[Start of Attachment]
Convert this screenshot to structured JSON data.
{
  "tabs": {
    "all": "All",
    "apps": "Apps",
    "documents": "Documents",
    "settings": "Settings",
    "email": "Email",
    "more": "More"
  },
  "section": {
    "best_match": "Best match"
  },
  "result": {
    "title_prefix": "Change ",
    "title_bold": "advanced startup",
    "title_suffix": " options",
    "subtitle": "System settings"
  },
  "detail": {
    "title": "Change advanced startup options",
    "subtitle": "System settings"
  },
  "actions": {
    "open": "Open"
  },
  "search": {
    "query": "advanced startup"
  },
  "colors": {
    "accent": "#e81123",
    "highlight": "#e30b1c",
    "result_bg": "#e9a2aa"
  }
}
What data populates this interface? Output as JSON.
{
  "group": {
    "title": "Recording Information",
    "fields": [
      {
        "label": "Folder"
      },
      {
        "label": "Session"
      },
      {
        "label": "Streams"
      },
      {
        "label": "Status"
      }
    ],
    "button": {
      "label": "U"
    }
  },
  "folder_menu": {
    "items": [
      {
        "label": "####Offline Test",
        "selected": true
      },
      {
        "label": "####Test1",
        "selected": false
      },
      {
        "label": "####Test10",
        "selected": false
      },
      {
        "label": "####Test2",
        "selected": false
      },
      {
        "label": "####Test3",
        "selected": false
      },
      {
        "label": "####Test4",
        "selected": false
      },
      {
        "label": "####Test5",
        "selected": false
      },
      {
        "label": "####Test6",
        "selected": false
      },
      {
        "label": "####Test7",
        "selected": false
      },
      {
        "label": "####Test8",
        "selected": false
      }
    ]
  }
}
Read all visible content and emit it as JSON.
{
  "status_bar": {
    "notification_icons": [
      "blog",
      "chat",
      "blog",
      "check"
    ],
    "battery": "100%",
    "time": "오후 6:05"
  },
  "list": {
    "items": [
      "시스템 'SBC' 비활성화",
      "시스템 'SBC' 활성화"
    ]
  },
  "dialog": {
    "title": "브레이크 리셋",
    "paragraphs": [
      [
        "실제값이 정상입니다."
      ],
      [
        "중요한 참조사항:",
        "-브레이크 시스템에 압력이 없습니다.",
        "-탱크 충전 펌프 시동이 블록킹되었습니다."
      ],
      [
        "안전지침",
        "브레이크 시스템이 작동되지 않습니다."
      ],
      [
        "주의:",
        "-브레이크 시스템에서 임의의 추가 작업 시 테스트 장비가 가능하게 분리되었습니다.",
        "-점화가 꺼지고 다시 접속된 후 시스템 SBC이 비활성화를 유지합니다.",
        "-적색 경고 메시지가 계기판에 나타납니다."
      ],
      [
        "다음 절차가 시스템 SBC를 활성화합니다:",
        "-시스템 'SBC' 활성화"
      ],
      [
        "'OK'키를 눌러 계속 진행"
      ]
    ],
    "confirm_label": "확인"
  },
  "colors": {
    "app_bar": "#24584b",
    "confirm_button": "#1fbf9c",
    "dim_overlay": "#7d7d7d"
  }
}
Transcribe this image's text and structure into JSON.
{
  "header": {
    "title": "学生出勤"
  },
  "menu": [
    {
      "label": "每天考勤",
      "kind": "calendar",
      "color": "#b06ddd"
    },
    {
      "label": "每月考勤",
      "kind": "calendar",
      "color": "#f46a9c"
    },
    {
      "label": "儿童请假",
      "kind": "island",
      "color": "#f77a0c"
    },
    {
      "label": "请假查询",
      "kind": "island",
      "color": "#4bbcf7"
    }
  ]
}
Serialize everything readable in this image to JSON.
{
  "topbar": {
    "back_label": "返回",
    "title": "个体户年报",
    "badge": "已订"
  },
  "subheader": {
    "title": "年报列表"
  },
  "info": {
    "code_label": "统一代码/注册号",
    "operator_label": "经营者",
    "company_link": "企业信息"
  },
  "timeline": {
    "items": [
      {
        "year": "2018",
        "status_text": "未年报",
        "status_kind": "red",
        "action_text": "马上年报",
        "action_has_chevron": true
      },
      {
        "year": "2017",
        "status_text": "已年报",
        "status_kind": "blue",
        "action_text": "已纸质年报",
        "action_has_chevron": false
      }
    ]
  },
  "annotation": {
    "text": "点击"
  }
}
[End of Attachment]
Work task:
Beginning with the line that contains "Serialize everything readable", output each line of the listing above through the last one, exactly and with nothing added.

Answer to the problem:
Serialize everything readable in this image to JSON.
{
  "topbar": {
    "back_label": "返回",
    "title": "个体户年报",
    "badge": "已订"
  },
  "subheader": {
    "title": "年报列表"
  },
  "info": {
    "code_label": "统一代码/注册号",
    "operator_label": "经营者",
    "company_link": "企业信息"
  },
  "timeline": {
    "items": [
      {
        "year": "2018",
        "status_text": "未年报",
        "status_kind": "red",
        "action_text": "马上年报",
        "action_has_chevron": true
      },
      {
        "year": "2017",
        "status_text": "已年报",
        "status_kind": "blue",
        "action_text": "已纸质年报",
        "action_has_chevron": false
      }
    ]
  },
  "annotation": {
    "text": "点击"
  }
}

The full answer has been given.